═════ ENTRIES SUPPLIED

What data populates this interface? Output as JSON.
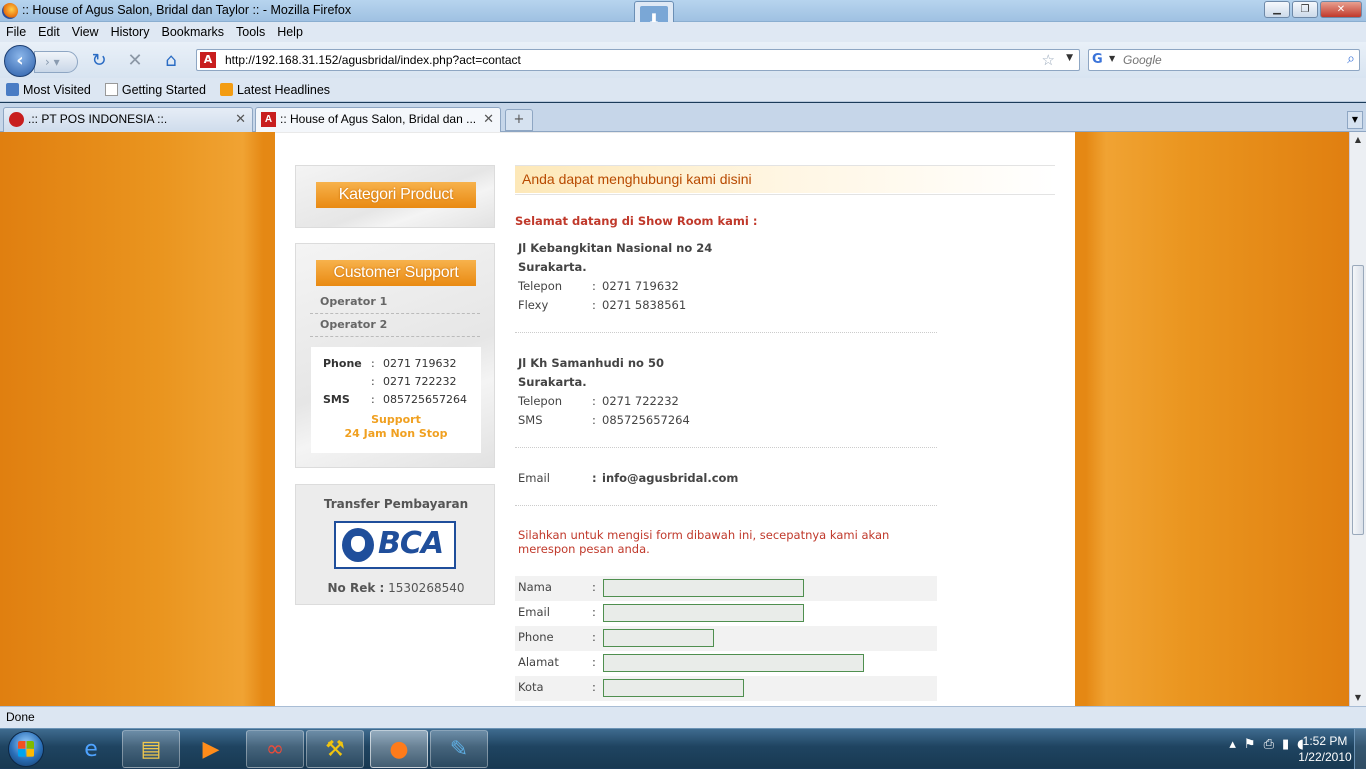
{
  "window": {
    "title": ":: House of Agus Salon, Bridal dan Taylor :: - Mozilla Firefox"
  },
  "menu": [
    "File",
    "Edit",
    "View",
    "History",
    "Bookmarks",
    "Tools",
    "Help"
  ],
  "nav": {
    "url": "http://192.168.31.152/agusbridal/index.php?act=contact",
    "search_placeholder": "Google"
  },
  "bookmarks": [
    "Most Visited",
    "Getting Started",
    "Latest Headlines"
  ],
  "tabs": [
    {
      "label": ".:: PT POS INDONESIA ::."
    },
    {
      "label": ":: House of Agus Salon, Bridal dan ..."
    }
  ],
  "sidebar": {
    "kategori_label": "Kategori Product",
    "support_label": "Customer Support",
    "operators": [
      "Operator 1",
      "Operator 2"
    ],
    "support": {
      "phone_label": "Phone",
      "phone1": "0271 719632",
      "phone2": "0271 722232",
      "sms_label": "SMS",
      "sms": "085725657264",
      "colon": ":",
      "line1": "Support",
      "line2": "24 Jam Non Stop"
    },
    "transfer": {
      "title": "Transfer Pembayaran",
      "bank": "BCA",
      "norek_label": "No Rek :",
      "norek": "1530268540"
    }
  },
  "main": {
    "heading": "Anda dapat menghubungi kami disini",
    "welcome": "Selamat datang di Show Room kami :",
    "colon": ":",
    "address1": {
      "street": "Jl Kebangkitan Nasional no 24",
      "city": "Surakarta.",
      "rows": [
        {
          "label": "Telepon",
          "value": "0271 719632"
        },
        {
          "label": "Flexy",
          "value": "0271 5838561"
        }
      ]
    },
    "address2": {
      "street": "Jl Kh Samanhudi no 50",
      "city": "Surakarta.",
      "rows": [
        {
          "label": "Telepon",
          "value": "0271 722232"
        },
        {
          "label": "SMS",
          "value": "085725657264"
        }
      ]
    },
    "email": {
      "label": "Email",
      "value": "info@agusbridal.com"
    },
    "form_intro": "Silahkan untuk mengisi form dibawah ini, secepatnya kami akan merespon pesan anda.",
    "form": [
      {
        "label": "Nama",
        "value": ""
      },
      {
        "label": "Email",
        "value": ""
      },
      {
        "label": "Phone",
        "value": ""
      },
      {
        "label": "Alamat",
        "value": ""
      },
      {
        "label": "Kota",
        "value": ""
      }
    ]
  },
  "status": "Done",
  "taskbar": {
    "time": "1:52 PM",
    "date": "1/22/2010"
  },
  "colors": {
    "accent": "#e58814",
    "heading": "#b84a00",
    "welcome": "#c0392b",
    "bca": "#1f4e9b"
  }
}
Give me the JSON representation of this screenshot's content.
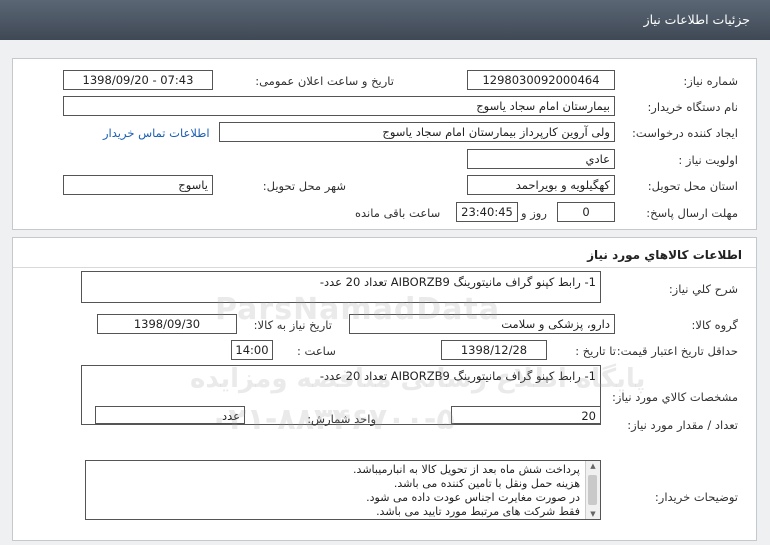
{
  "header": {
    "title": "جزئیات اطلاعات نیاز"
  },
  "need_info": {
    "need_number_label": "شماره نیاز:",
    "need_number": "1298030092000464",
    "announce_label": "تاریخ و ساعت اعلان عمومی:",
    "announce_value": "1398/09/20 - 07:43",
    "buyer_org_label": "نام دستگاه خریدار:",
    "buyer_org": "بیمارستان امام سجاد یاسوج",
    "creator_label": "ایجاد کننده درخواست:",
    "creator": "ولی آروین کارپرداز بیمارستان امام سجاد یاسوج",
    "contact_link": "اطلاعات تماس خریدار",
    "priority_label": "اولویت نیاز :",
    "priority": "عادي",
    "province_label": "استان محل تحویل:",
    "province": "کهگیلویه و بویراحمد",
    "city_label": "شهر محل تحویل:",
    "city": "یاسوج",
    "deadline_label": "مهلت ارسال پاسخ:",
    "days": "0",
    "days_and": "روز و",
    "remaining_time": "23:40:45",
    "remaining_label": "ساعت باقی مانده"
  },
  "goods": {
    "section_title": "اطلاعات کالاهاي مورد نياز",
    "summary_label": "شرح کلي نياز:",
    "summary": "1- رابط کپنو گراف مانیتورینگ AIBORZB9 تعداد 20 عدد-",
    "group_label": "گروه کالا:",
    "group": "دارو، پزشکی و سلامت",
    "need_date_label": "تاریخ نیاز به کالا:",
    "need_date": "1398/09/30",
    "validity_label": "حداقل تاریخ اعتبار قیمت:",
    "until_date_label": "تا تاریخ :",
    "until_date": "1398/12/28",
    "hour_label": "ساعت :",
    "hour": "14:00",
    "specs_label": "مشخصات کالاي مورد نياز:",
    "specs": "1- رابط کپنو گراف مانیتورینگ AIBORZB9 تعداد 20 عدد-",
    "qty_label": "تعداد / مقدار مورد نیاز:",
    "qty": "20",
    "unit_label": "واحد شمارش:",
    "unit": "عدد",
    "buyer_notes_label": "توضیحات خریدار:",
    "buyer_notes": [
      "پرداخت شش ماه بعد از تحویل کالا به انبارمیباشد.",
      "هزینه حمل ونقل با تامین کننده می باشد.",
      "در صورت مغایرت اجناس عودت داده می شود.",
      "فقط شرکت های مرتبط مورد تایید می باشد."
    ]
  },
  "watermark": {
    "brand": "ParsNamadData",
    "line1": "پایگاه اطلاع رسانی مناقصه ومزایده",
    "phone": "۰۲۱-۸۸۳۴۶۷۰۰-۵"
  }
}
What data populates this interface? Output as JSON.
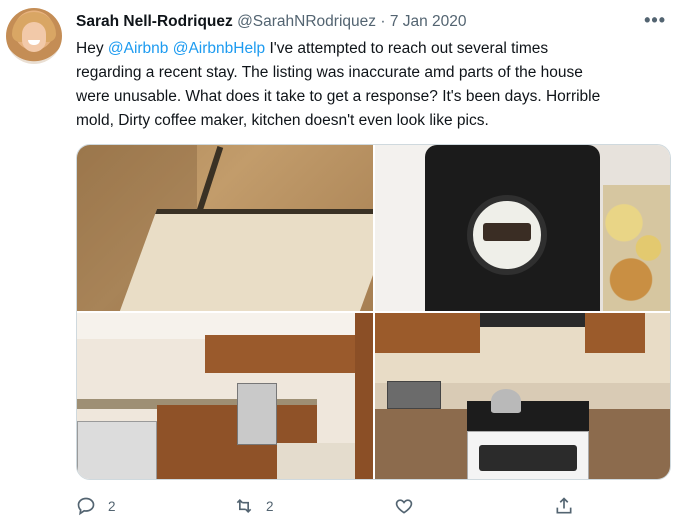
{
  "tweet": {
    "author_name": "Sarah Nell-Rodriquez",
    "handle": "@SarahNRodriquez",
    "separator": "·",
    "date": "7 Jan 2020",
    "more_label": "•••",
    "text": {
      "line1_prefix": "Hey ",
      "mention1": "@Airbnb",
      "line1_space": " ",
      "mention2": "@AirbnbHelp",
      "line1_suffix": " I've attempted to reach out several times",
      "line2": "regarding a recent stay. The listing was inaccurate amd parts of the house",
      "line3": "were unusable. What does it take to get a response? It's been days. Horrible",
      "line4": "mold, Dirty coffee maker, kitchen doesn't even look like pics."
    },
    "media": [
      {
        "subject": "moldy tub corner"
      },
      {
        "subject": "dirty coffee maker"
      },
      {
        "subject": "kitchen overview"
      },
      {
        "subject": "stove and counter"
      }
    ],
    "actions": {
      "reply_count": "2",
      "retweet_count": "2",
      "like_count": "",
      "share_count": ""
    }
  },
  "colors": {
    "accent": "#1d9bf0",
    "secondary_text": "#536471",
    "primary_text": "#0f1419"
  },
  "icons": [
    "avatar",
    "more-icon",
    "reply-icon",
    "retweet-icon",
    "like-icon",
    "share-icon"
  ]
}
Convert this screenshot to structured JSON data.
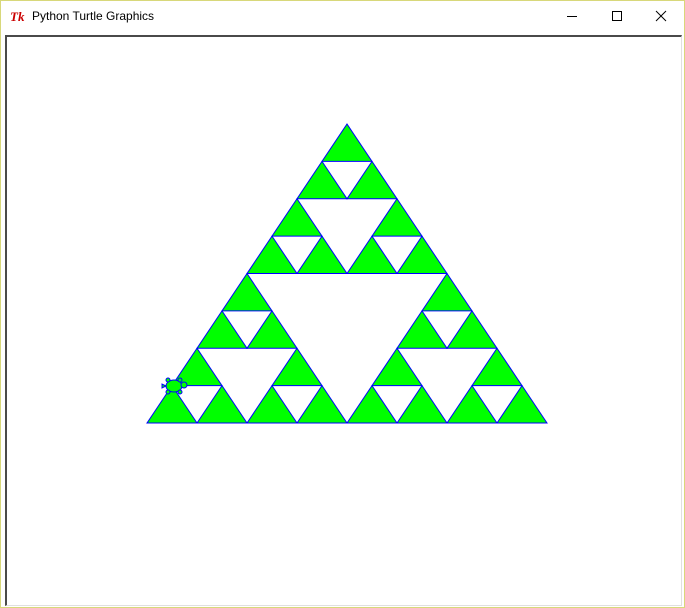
{
  "window": {
    "title": "Python Turtle Graphics",
    "icon": "tk-icon",
    "controls": {
      "minimize": "minimize-icon",
      "maximize": "maximize-icon",
      "close": "close-icon"
    }
  },
  "canvas": {
    "drawing": "sierpinski-triangle",
    "depth": 3,
    "fill_color": "#00ff00",
    "stroke_color": "#0000ff",
    "background": "#ffffff",
    "turtle": "turtle-icon"
  },
  "colors": {
    "tk_icon": "#cc0000",
    "titlebar_bg": "#ffffff",
    "window_border": "#d8d87a"
  }
}
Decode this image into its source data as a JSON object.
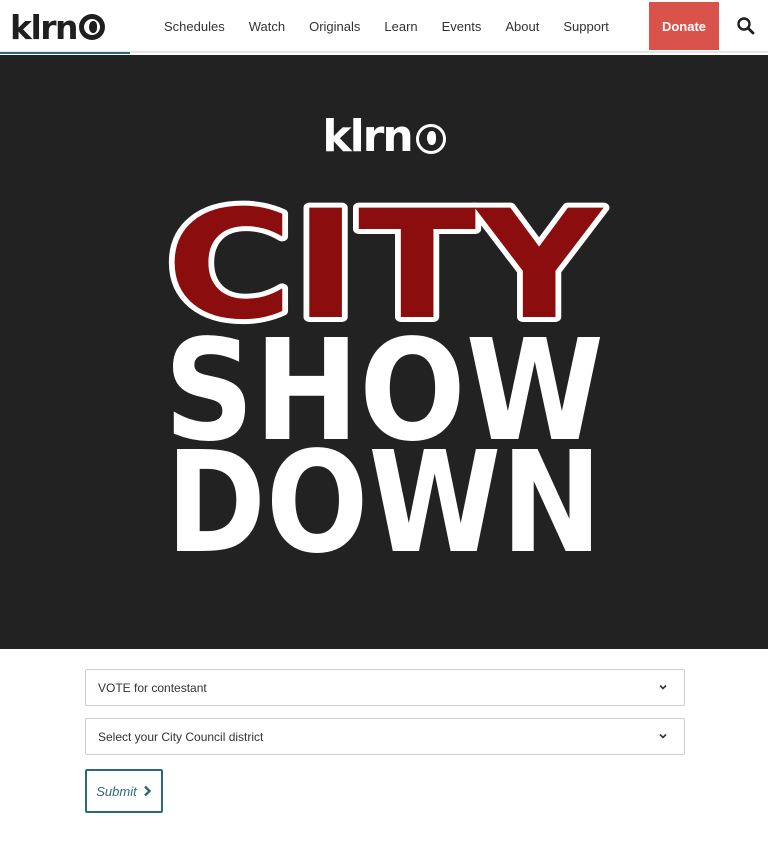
{
  "header": {
    "logo_text": "klrn",
    "nav": [
      "Schedules",
      "Watch",
      "Originals",
      "Learn",
      "Events",
      "About",
      "Support"
    ],
    "donate_label": "Donate"
  },
  "hero": {
    "logo_text": "klrn",
    "title_line1": "CITY",
    "title_line2": "SHOW",
    "title_line3": "DOWN",
    "background": "#222222",
    "accent_red": "#8b0d0d"
  },
  "form": {
    "vote_select": "VOTE for contestant",
    "district_select": "Select your City Council district",
    "submit_label": "Submit"
  },
  "colors": {
    "donate": "#d9534a",
    "teal": "#2b6b79"
  }
}
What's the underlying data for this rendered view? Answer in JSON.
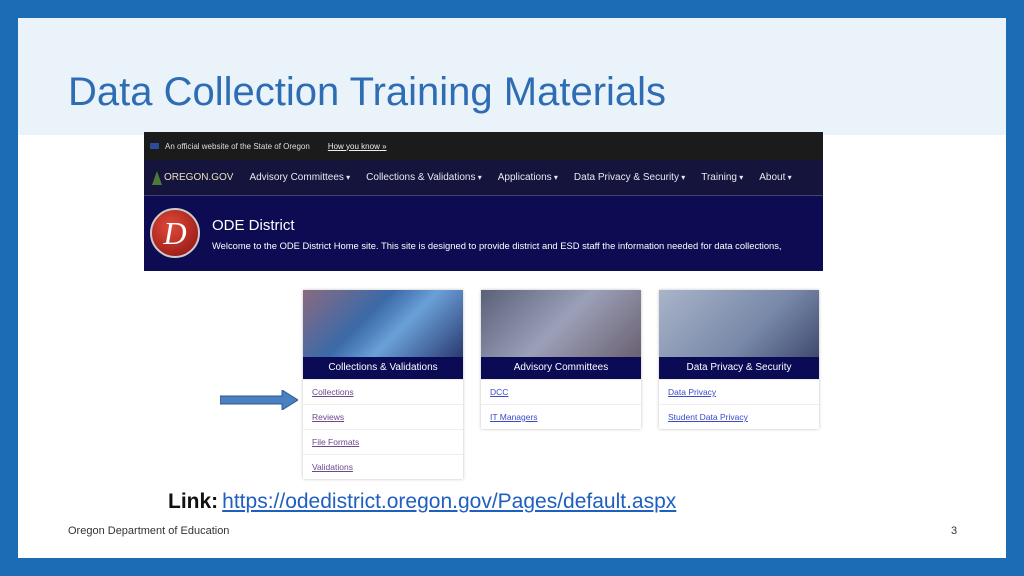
{
  "slide": {
    "title": "Data Collection Training Materials",
    "footer": "Oregon Department of Education",
    "page_number": "3",
    "link_label": "Link:",
    "link_url": "https://odedistrict.oregon.gov/Pages/default.aspx"
  },
  "site": {
    "official_text": "An official website of the State of Oregon",
    "how_you_know": "How you know »",
    "logo": "OREGON.GOV",
    "nav": [
      "Advisory Committees",
      "Collections & Validations",
      "Applications",
      "Data Privacy & Security",
      "Training",
      "About"
    ],
    "banner_title": "ODE District",
    "banner_logo_letter": "D",
    "banner_desc": "Welcome to the ODE District Home site.  This site is designed to provide district and ESD staff the information needed for data collections,",
    "cards": [
      {
        "title": "Collections & Validations",
        "links": [
          "Collections",
          "Reviews",
          "File Formats",
          "Validations"
        ]
      },
      {
        "title": "Advisory Committees",
        "links": [
          "DCC",
          "IT Managers"
        ]
      },
      {
        "title": "Data Privacy & Security",
        "links": [
          "Data Privacy",
          "Student Data Privacy"
        ]
      }
    ]
  },
  "colors": {
    "frame": "#1b6cb2",
    "title": "#2e6db4",
    "nav": "#14143c",
    "banner": "#0d0c52",
    "card_header": "#0a0a55",
    "arrow": "#4a7fc0"
  }
}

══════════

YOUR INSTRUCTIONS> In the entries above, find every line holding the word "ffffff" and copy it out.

SOLUTION FOR THIS EXERCISE>
    "background": "#ffffff",
    "titlebar_bg": "#ffffff",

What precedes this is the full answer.